◆ Records to use
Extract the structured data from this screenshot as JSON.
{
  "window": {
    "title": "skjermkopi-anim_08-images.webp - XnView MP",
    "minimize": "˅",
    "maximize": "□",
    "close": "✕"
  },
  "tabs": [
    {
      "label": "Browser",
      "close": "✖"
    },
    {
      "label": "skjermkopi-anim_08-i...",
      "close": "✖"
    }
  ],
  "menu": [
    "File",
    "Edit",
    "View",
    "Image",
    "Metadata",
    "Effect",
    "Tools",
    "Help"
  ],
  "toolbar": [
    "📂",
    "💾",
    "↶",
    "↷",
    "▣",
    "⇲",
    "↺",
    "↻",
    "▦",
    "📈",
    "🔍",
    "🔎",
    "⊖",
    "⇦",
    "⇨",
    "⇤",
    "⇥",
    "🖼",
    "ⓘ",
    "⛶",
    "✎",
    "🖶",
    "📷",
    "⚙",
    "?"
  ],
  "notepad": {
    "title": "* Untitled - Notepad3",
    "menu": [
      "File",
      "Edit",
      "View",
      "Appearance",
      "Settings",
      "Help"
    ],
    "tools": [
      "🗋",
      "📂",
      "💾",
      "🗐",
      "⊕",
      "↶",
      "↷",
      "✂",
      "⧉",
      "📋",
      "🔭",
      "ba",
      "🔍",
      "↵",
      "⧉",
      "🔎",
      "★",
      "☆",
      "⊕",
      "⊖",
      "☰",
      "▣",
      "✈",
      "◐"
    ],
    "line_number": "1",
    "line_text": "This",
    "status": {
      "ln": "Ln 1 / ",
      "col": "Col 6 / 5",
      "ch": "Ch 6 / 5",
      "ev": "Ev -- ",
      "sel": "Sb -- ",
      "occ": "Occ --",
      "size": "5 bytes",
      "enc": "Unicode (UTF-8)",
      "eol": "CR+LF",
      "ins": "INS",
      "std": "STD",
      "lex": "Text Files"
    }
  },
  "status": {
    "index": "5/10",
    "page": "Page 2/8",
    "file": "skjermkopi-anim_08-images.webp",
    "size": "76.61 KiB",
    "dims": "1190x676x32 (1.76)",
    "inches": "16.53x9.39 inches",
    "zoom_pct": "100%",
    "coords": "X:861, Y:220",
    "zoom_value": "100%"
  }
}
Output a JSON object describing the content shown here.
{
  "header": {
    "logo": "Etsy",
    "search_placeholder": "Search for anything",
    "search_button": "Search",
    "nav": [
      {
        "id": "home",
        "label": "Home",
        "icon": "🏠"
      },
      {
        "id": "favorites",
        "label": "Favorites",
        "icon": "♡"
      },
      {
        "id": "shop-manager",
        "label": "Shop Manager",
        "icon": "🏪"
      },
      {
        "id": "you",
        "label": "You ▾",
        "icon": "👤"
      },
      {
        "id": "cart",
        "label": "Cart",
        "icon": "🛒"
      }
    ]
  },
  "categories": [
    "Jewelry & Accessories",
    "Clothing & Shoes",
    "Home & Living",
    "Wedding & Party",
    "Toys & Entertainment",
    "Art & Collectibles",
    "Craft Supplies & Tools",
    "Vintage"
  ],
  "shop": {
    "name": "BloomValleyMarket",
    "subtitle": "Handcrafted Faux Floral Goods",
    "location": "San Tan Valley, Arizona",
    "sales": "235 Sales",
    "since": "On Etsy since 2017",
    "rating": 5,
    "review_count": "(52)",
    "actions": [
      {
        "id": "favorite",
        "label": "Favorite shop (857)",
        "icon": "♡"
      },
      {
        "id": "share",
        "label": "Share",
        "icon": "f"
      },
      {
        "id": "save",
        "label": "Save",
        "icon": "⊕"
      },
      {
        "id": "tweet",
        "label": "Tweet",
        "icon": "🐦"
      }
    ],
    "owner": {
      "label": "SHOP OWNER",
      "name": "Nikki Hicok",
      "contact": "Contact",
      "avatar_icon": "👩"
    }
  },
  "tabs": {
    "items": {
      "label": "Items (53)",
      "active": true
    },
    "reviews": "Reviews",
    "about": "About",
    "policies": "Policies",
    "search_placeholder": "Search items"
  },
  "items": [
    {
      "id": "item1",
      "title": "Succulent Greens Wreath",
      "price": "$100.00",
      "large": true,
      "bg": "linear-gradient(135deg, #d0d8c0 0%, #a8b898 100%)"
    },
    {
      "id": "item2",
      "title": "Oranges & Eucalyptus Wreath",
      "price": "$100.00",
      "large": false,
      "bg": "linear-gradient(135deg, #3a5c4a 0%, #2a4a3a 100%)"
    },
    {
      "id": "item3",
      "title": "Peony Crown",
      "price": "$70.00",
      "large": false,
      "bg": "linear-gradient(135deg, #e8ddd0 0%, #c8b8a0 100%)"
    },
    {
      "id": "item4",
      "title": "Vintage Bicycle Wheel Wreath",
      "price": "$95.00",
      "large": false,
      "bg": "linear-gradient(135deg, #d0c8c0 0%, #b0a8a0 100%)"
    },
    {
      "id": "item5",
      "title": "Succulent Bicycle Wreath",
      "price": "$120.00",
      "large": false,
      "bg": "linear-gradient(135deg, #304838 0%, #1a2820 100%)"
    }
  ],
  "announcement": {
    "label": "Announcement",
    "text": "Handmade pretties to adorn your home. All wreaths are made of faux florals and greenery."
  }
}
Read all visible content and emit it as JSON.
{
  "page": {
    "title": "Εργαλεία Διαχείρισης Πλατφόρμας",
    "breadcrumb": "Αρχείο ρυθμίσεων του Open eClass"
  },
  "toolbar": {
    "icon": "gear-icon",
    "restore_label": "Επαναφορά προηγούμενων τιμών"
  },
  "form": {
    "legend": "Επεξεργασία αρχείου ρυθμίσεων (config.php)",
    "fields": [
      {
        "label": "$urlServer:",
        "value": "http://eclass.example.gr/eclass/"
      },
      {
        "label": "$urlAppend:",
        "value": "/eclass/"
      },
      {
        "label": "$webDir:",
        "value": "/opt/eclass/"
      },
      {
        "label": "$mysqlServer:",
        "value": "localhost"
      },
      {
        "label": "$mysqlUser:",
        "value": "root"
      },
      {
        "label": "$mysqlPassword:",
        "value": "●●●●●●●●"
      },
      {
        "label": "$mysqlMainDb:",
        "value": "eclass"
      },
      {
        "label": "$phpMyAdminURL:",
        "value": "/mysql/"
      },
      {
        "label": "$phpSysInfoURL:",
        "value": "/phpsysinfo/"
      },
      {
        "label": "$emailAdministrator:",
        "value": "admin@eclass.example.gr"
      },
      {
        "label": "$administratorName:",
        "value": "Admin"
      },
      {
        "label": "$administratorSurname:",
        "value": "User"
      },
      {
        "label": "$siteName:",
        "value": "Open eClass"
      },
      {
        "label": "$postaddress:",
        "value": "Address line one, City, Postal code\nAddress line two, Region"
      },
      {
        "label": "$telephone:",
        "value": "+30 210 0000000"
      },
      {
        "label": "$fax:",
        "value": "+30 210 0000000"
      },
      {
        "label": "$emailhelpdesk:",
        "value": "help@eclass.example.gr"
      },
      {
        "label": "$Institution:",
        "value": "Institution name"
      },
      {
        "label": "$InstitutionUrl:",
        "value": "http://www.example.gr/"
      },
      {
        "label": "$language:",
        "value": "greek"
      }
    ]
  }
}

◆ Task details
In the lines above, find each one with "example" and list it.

◆ Result
        "value": "http://eclass.example.gr/eclass/"
        "value": "admin@eclass.example.gr"
        "value": "help@eclass.example.gr"
        "value": "http://www.example.gr/"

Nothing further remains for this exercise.